■ Action item:
Determine how many of the lines below hold the word "style". Give the number and nothing else.

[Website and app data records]
————

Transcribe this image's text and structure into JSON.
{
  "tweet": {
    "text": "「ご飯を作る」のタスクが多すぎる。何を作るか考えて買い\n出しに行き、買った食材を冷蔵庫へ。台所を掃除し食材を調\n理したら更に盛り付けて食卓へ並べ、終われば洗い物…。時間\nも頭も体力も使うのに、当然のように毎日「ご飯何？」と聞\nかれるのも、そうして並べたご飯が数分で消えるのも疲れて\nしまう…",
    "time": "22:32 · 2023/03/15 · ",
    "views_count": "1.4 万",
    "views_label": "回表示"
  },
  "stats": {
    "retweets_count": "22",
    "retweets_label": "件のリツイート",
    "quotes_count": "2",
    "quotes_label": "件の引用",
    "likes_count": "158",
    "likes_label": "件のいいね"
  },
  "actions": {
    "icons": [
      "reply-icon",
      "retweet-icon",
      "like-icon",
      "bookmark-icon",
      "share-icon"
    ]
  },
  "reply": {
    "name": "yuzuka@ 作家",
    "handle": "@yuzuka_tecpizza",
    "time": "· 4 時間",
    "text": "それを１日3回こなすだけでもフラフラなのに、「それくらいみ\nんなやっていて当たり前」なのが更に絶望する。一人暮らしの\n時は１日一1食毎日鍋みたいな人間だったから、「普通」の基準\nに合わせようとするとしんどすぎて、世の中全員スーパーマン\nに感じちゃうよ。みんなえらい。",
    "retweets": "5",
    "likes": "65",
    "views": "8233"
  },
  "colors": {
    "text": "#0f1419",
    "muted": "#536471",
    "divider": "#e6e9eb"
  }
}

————

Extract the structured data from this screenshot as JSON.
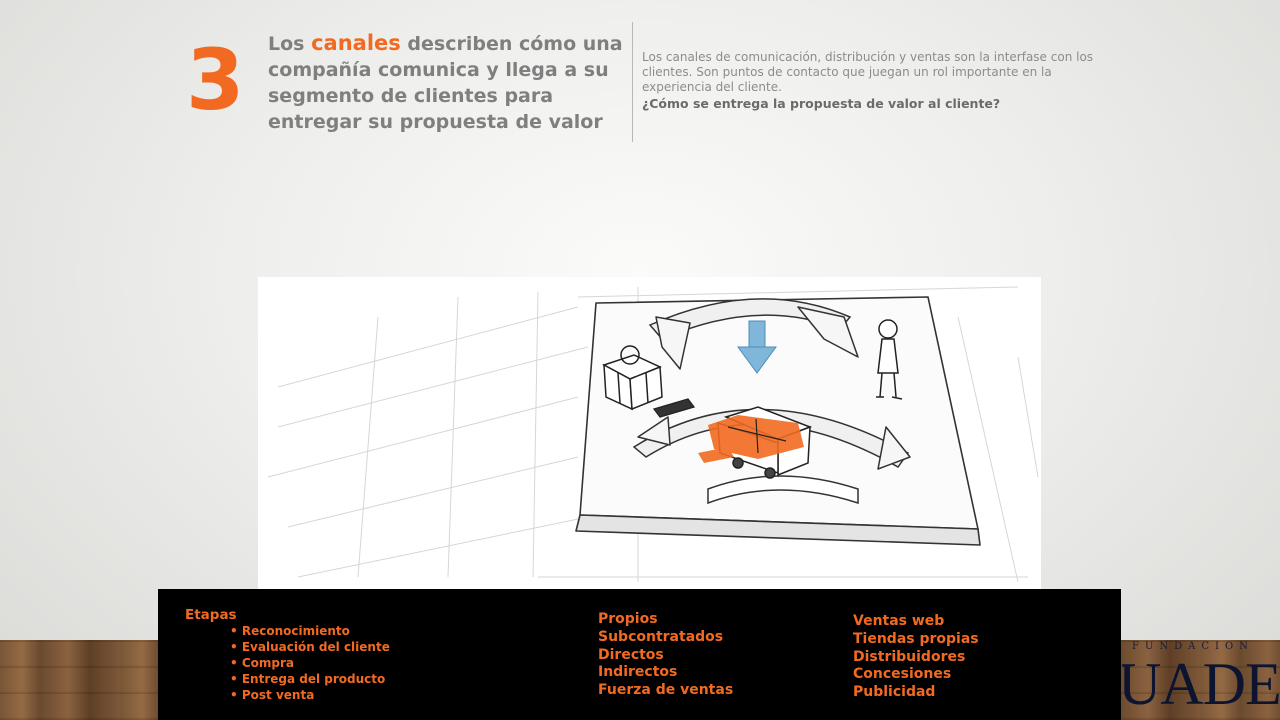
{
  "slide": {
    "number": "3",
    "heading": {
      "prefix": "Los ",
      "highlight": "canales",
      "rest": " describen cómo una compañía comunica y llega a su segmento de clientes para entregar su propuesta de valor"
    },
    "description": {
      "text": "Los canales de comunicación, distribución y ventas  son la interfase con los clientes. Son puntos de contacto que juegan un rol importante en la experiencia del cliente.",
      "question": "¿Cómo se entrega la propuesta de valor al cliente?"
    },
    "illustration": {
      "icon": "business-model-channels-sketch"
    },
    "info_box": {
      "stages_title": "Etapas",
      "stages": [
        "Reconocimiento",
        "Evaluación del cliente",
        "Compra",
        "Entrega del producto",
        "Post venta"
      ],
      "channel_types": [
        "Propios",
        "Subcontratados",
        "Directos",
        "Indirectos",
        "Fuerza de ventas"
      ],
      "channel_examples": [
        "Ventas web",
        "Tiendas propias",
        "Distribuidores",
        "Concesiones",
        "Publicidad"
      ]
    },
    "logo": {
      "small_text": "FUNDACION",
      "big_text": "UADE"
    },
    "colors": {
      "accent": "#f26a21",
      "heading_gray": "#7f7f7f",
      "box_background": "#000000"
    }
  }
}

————

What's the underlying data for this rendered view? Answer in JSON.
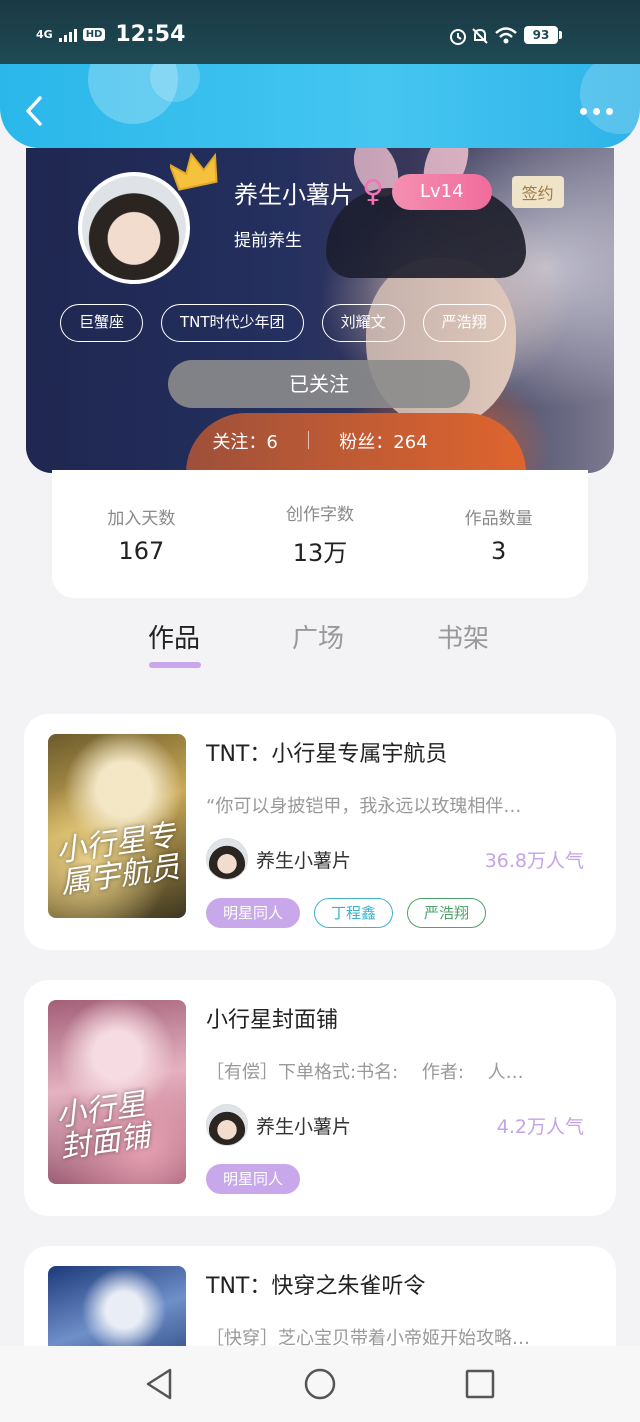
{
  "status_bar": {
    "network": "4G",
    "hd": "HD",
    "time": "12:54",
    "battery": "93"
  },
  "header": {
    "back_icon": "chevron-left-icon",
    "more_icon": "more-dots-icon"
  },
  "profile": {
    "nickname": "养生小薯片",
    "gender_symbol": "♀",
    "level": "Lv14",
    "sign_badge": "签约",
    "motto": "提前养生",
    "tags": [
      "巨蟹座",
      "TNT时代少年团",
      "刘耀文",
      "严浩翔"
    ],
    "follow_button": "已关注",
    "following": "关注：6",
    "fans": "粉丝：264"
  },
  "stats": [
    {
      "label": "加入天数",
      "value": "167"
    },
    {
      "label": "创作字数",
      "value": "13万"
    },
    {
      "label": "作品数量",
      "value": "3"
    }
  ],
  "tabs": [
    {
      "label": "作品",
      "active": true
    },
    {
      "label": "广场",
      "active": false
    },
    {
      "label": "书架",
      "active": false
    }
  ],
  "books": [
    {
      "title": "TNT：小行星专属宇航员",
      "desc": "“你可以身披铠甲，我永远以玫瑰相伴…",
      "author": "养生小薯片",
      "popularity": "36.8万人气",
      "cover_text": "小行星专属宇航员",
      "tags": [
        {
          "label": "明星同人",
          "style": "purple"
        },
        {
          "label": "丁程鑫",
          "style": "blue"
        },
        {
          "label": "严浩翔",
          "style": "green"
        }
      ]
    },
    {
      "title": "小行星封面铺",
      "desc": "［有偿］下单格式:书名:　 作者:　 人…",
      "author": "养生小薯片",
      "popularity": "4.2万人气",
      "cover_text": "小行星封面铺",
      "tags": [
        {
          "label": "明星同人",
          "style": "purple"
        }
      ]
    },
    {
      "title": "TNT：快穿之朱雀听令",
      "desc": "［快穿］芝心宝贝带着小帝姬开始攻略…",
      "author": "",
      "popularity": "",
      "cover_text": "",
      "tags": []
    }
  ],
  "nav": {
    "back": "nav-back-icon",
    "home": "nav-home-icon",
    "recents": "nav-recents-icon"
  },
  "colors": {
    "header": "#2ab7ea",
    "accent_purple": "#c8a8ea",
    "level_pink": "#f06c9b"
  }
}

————

■ Answer to this exercise:
4